There are mainly two versions of SSH protocol. The initial version was SSH-1, which was released in July 1995. In 2006, IETF (Internet Engineering Task Force) published RFCs for a revised version of the SSH protocol SSH-2 as the standard. The two versions of SSH, SSH-1 and SSH-2 are not compatible.
SSH-1 (Initial version of SSH )

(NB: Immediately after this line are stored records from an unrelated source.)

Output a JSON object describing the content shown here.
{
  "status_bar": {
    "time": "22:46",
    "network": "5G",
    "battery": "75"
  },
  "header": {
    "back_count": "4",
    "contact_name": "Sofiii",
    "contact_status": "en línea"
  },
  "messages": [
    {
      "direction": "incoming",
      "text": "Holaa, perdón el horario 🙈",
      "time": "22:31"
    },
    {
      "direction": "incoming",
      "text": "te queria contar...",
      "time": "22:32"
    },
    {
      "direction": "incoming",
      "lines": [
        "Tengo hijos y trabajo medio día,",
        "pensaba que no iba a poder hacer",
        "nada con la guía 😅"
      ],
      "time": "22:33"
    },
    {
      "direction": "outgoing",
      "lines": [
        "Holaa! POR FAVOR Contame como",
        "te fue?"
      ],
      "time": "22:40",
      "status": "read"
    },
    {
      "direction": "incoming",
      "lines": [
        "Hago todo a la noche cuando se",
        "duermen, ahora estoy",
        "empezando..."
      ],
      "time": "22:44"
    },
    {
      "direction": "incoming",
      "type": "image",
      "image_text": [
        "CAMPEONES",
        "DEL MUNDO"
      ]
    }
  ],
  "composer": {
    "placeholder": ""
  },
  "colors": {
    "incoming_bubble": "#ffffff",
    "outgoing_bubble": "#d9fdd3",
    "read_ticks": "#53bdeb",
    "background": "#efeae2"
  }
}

The first version of SSH was SSH-1. SSH-1 was the initial version of SSH invented by Tatu Ylonen, at Helsinki University of Technology, Finland. The reason behind the invention of SSH-1 was a password sniffing attack at the University on a less secure protocol. Tatu Ylonen released the first version of SSH in July 1995, as a free protocol. Tatu Ylonen released a software product also, based on that protocol. Immediately Tatu Ylonen saw a surge in number of users of SSH protocol. By the end of 1995, there were totally 20,000 users for SSH. There are some serious security vulnerabilities with SSH-1.
SSH-2 (Standard version of SSH)
SSH2 was introduced in 2006 as a standard by IETF. SSH-2 has many significant improvements over SSH1. SSH-2 prevents many security vulnerabilities of SSH-1. SSH2 is a much more secure and efficient than SSH-1. SSH-2 supports SFTP, a secure version of FTP. The main point to note is that, SSH-1 and SSH-2 are entirely different protocols. SSH-2 was completely designed as new, from the scratch. SSH-2 is the most commonly used version of SSH protocol these days.
SSH-1.99 (Backward compatibility version of SSH)
SSH-1.99 was also published as a standard in 2006 as RFC 4253. As discussed earlier, SSH-1 and SSH-2 are not compatible with each other. The purpose of SSH-1.99 is to provide backward compatibility for SSH-2 with SSH-1.